With hectic schedules, we end up compromising on sleep to get more done. Unlike machines, we need to take regular breaks. When we do not get adequate breaks, we end up fatigued. As a result, our productivity and performance levels decline.
We have phases where our thoughts are wandering far away from where we physically are. This could be a distraction like an upcoming vacation that we’re excited about. Or concerns about the health of our dear ones. It is difficult to optimally perform the task at hand with such a mental burden.
Just like a computer needs rebooting when it slows down, humans need to get themselves together when their performance dips. Sometimes this can be done by taking a break to stretch, walk around, read a book, grab a coffee, etc.
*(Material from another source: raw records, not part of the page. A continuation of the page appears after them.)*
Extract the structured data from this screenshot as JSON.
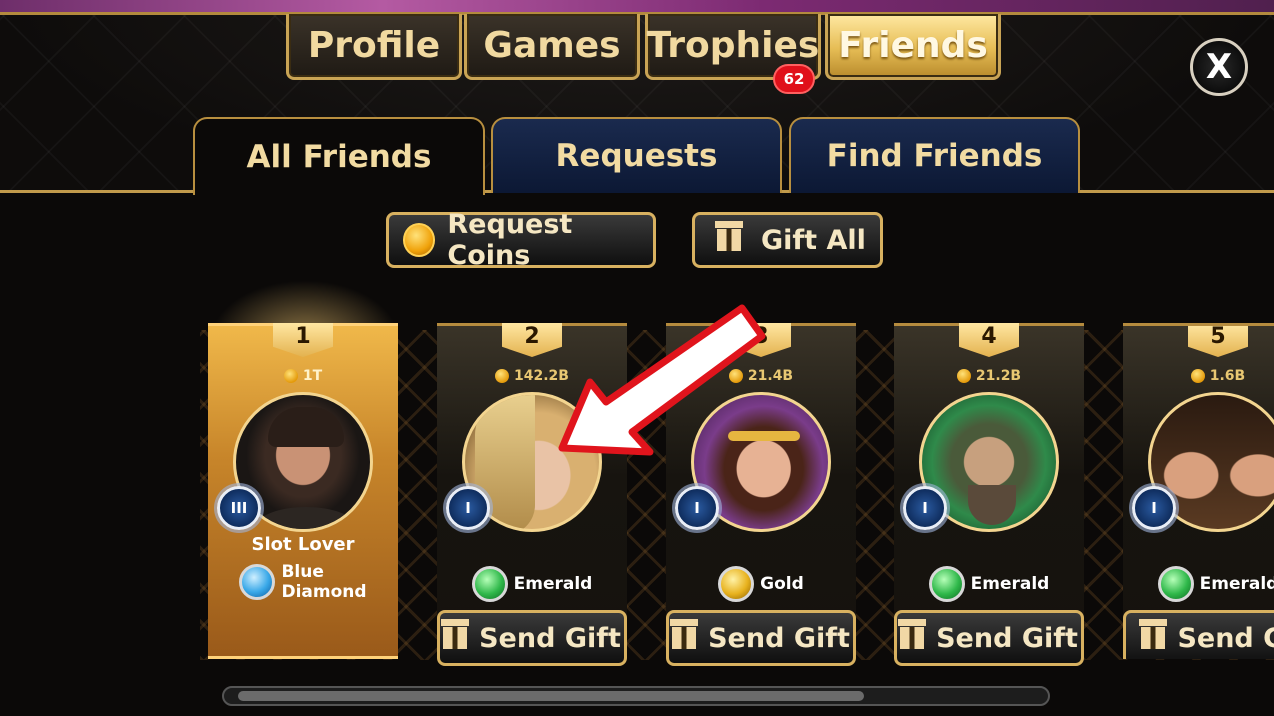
{
  "top_tabs": [
    {
      "label": "Profile",
      "active": false
    },
    {
      "label": "Games",
      "active": false
    },
    {
      "label": "Trophies",
      "active": false,
      "badge": "62"
    },
    {
      "label": "Friends",
      "active": true
    }
  ],
  "close_label": "X",
  "sub_tabs": [
    {
      "label": "All Friends",
      "active": true
    },
    {
      "label": "Requests",
      "active": false
    },
    {
      "label": "Find Friends",
      "active": false
    }
  ],
  "actions": {
    "request_coins": "Request Coins",
    "gift_all": "Gift All"
  },
  "friends": [
    {
      "rank": "1",
      "coins": "1T",
      "name": "Slot Lover",
      "vip": "III",
      "tier": "Blue\nDiamond",
      "tier_color": "#39a8e8",
      "highlight": true
    },
    {
      "rank": "2",
      "coins": "142.2B",
      "vip": "I",
      "tier": "Emerald",
      "tier_color": "#2fb84a",
      "send_label": "Send Gift"
    },
    {
      "rank": "3",
      "coins": "21.4B",
      "vip": "I",
      "tier": "Gold",
      "tier_color": "#e8b21e",
      "send_label": "Send Gift"
    },
    {
      "rank": "4",
      "coins": "21.2B",
      "vip": "I",
      "tier": "Emerald",
      "tier_color": "#2fb84a",
      "send_label": "Send Gift"
    },
    {
      "rank": "5",
      "coins": "1.6B",
      "vip": "I",
      "tier": "Emerald",
      "tier_color": "#2fb84a",
      "send_label": "Send Gi"
    }
  ],
  "colors": {
    "gold_border": "#c9a455",
    "annotation_arrow": "#e0141c"
  }
}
Meditation is among the most popular and effective ways of getting back on track. There are several ways one can meditate. There are psychological as well as physical benefits of meditation.
Here’s how meditation can help you in learning:
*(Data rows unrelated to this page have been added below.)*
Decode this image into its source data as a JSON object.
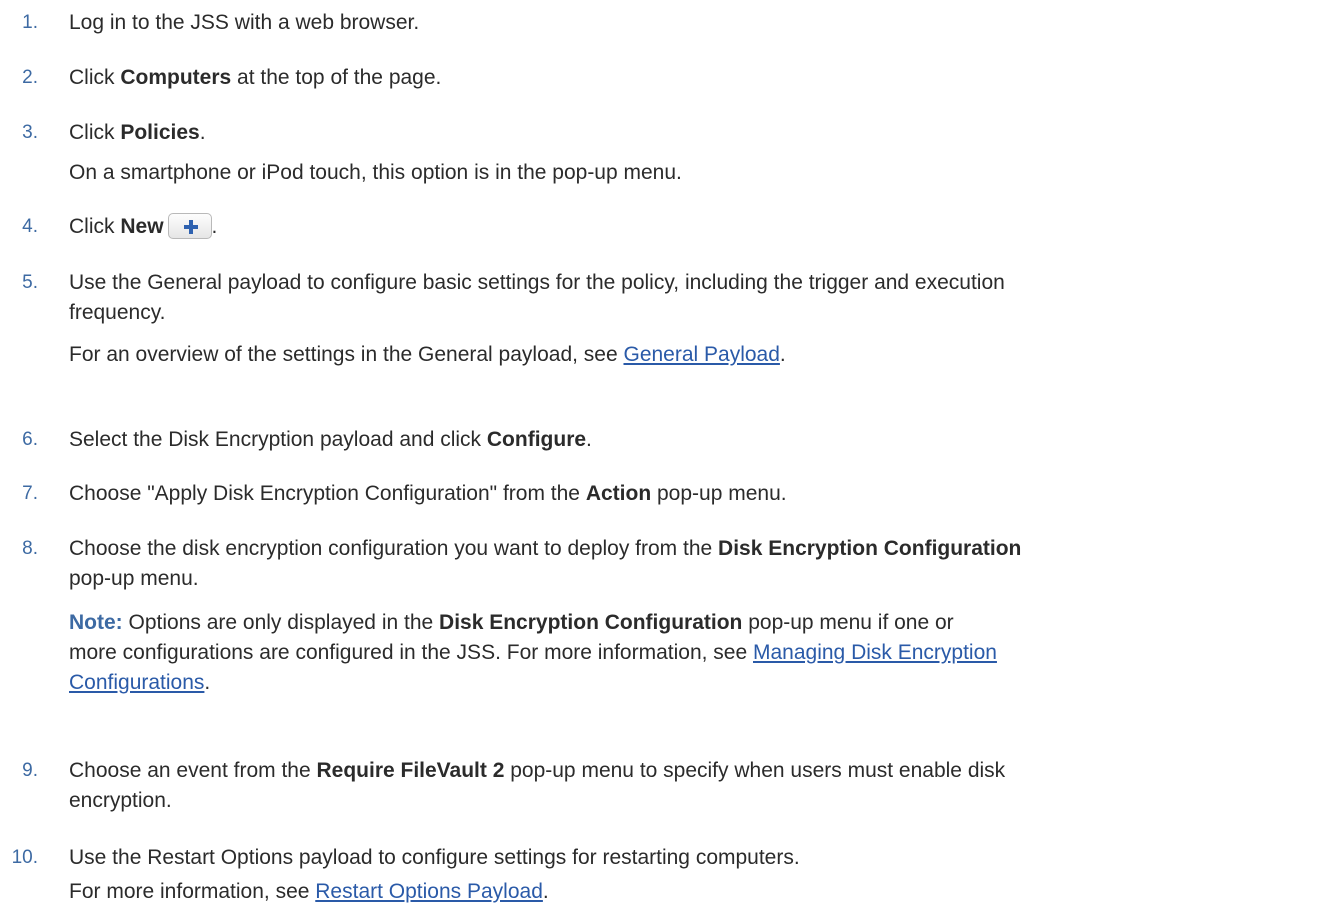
{
  "steps": [
    {
      "number": "1.",
      "text": "Log in to the JSS with a web browser."
    },
    {
      "number": "2.",
      "pre": "Click ",
      "bold": "Computers",
      "post": " at the top of the page."
    },
    {
      "number": "3.",
      "pre": "Click ",
      "bold": "Policies",
      "post": ".",
      "sub": "On a smartphone or iPod touch, this option is in the pop-up menu."
    },
    {
      "number": "4.",
      "pre": "Click ",
      "bold": "New",
      "post": "."
    },
    {
      "number": "5.",
      "line1": "Use the General payload to configure basic settings for the policy, including the trigger and execution",
      "line2": "frequency.",
      "sub_pre": "For an overview of the settings in the General payload, see ",
      "sub_link": "General Payload",
      "sub_post": "."
    },
    {
      "number": "6.",
      "pre": "Select the Disk Encryption payload and click ",
      "bold": "Configure",
      "post": "."
    },
    {
      "number": "7.",
      "pre": "Choose \"Apply Disk Encryption Configuration\" from the ",
      "bold": "Action",
      "post": " pop-up menu."
    },
    {
      "number": "8.",
      "pre": "Choose the disk encryption configuration you want to deploy from the ",
      "bold": "Disk Encryption Configuration",
      "line2": "pop-up menu.",
      "note_label": "Note:",
      "note_pre": " Options are only displayed in the ",
      "note_bold": "Disk Encryption Configuration",
      "note_post": " pop-up menu if one or",
      "note_line2": "more configurations are configured in the JSS. For more information, see ",
      "note_link1": "Managing Disk Encryption ",
      "note_link2": "Configurations",
      "note_end": "."
    },
    {
      "number": "9.",
      "pre": "Choose an event from the ",
      "bold": "Require FileVault 2",
      "post": " pop-up menu to specify when users must enable disk",
      "line2": "encryption."
    },
    {
      "number": "10.",
      "text": "Use the Restart Options payload to configure settings for restarting computers.",
      "sub_pre": "For more information, see ",
      "sub_link": "Restart Options Payload",
      "sub_post": "."
    }
  ],
  "icons": {
    "new_button": "plus-icon"
  },
  "colors": {
    "number": "#3d6aa3",
    "link": "#2a5aa8",
    "note": "#3d6aa3"
  }
}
When it comes to learning, the importance of focus cannot be underestimated. Without proper focus, you may need up to 5 hours to learn what can be learned in an hour by being well-focused. According to a Harvard study, meditation leads to an increase in gray-matter density in the hippocampus of the brain. The hippocampus is key when it comes to learning.
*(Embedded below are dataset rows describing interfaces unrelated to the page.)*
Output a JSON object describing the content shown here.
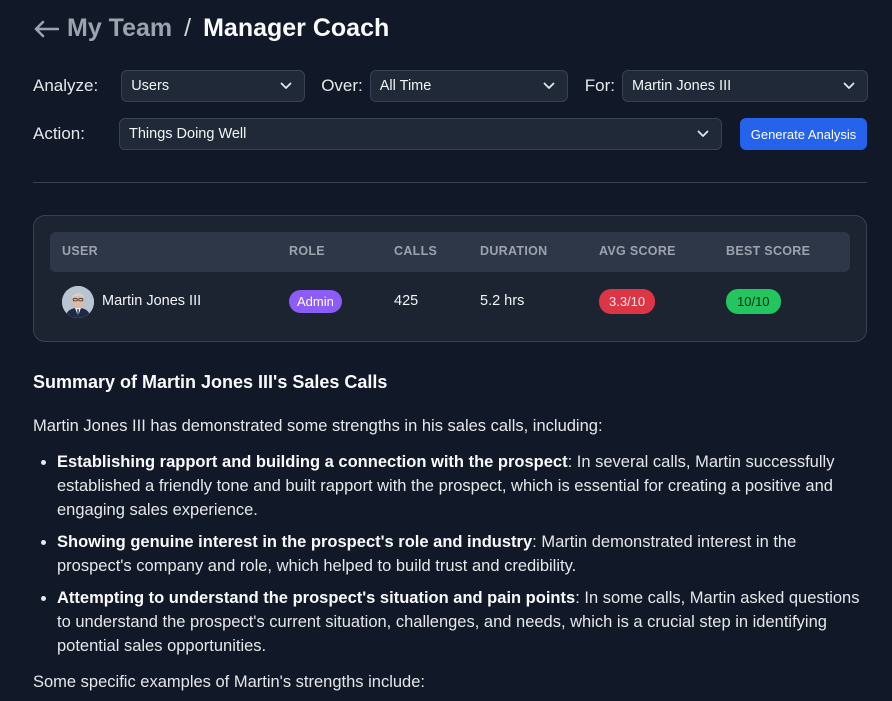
{
  "header": {
    "back_label": "My Team",
    "separator": "/",
    "title": "Manager Coach"
  },
  "filters": {
    "analyze": {
      "label": "Analyze:",
      "value": "Users"
    },
    "over": {
      "label": "Over:",
      "value": "All Time"
    },
    "for": {
      "label": "For:",
      "value": "Martin Jones III"
    },
    "action": {
      "label": "Action:",
      "value": "Things Doing Well"
    },
    "generate_label": "Generate Analysis"
  },
  "table": {
    "columns": [
      "USER",
      "ROLE",
      "CALLS",
      "DURATION",
      "AVG SCORE",
      "BEST SCORE"
    ],
    "row": {
      "user": "Martin Jones III",
      "role": "Admin",
      "calls": "425",
      "duration": "5.2 hrs",
      "avg_score": "3.3/10",
      "best_score": "10/10"
    }
  },
  "colors": {
    "accent": "#2563eb",
    "admin_badge": "#8b5cf6",
    "avg_badge": "#dc3545",
    "best_badge": "#22c55e"
  },
  "summary": {
    "heading": "Summary of Martin Jones III's Sales Calls",
    "intro": "Martin Jones III has demonstrated some strengths in his sales calls, including:",
    "points": [
      {
        "title": "Establishing rapport and building a connection with the prospect",
        "text": ": In several calls, Martin successfully established a friendly tone and built rapport with the prospect, which is essential for creating a positive and engaging sales experience."
      },
      {
        "title": "Showing genuine interest in the prospect's role and industry",
        "text": ": Martin demonstrated interest in the prospect's company and role, which helped to build trust and credibility."
      },
      {
        "title": "Attempting to understand the prospect's situation and pain points",
        "text": ": In some calls, Martin asked questions to understand the prospect's current situation, challenges, and needs, which is a crucial step in identifying potential sales opportunities."
      }
    ],
    "outro": "Some specific examples of Martin's strengths include:"
  }
}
Reading something is one thing and being able to recall it sometime later is another. A study from UCLA found that long-term meditators had better-preserved brains than those who do not meditate at all. The slower the brain ages, the better is the memory.
Those who have been meditating for around 20 years have shown a higher gray-matter density throughout the brain, including the hippocampus. Along with learning, the hippocampus is also responsible for memory.
Former president of the neurofeedback division of the Association for Applied Psychophysiology and Biofeedback, Siegfried Othmer had conducted research on participants using brainwave training. This research shows that the IQ of those who meditated increased by 23 percent. Although we’re not sure if Albert Einstein’s high IQ can be attributed to meditation, it’s safe to say meditation does lead to a significant increase in IQ.
Creativity and Innovation
An experiment at Erasmus University in Rotterdam, Netherlands to understand the effects of a meditation session before a brainstorming session. It was found that those who meditated properly for 10 minutes generated 22% more ideas. With the continuous changes in technology, we all are needed to be innovative in multiple walks of life. Some of us are also needed to be creative as part of our job. Meditation can really help your creative cause.
Cures depression and anxiety
The aforementioned Harvard study also found that the gray-matter density in the amygdala seemed to decrease as a result of regular meditation. The amygdala plays an important part in anxiety and stress.
Another study conducted by Neurology concluded that those with greater symptoms of depression had worse episodic memory. A good episodic memory is essential is important in learning. Thus, meditation can help in having a better episodic memory which in turn helps in better learning.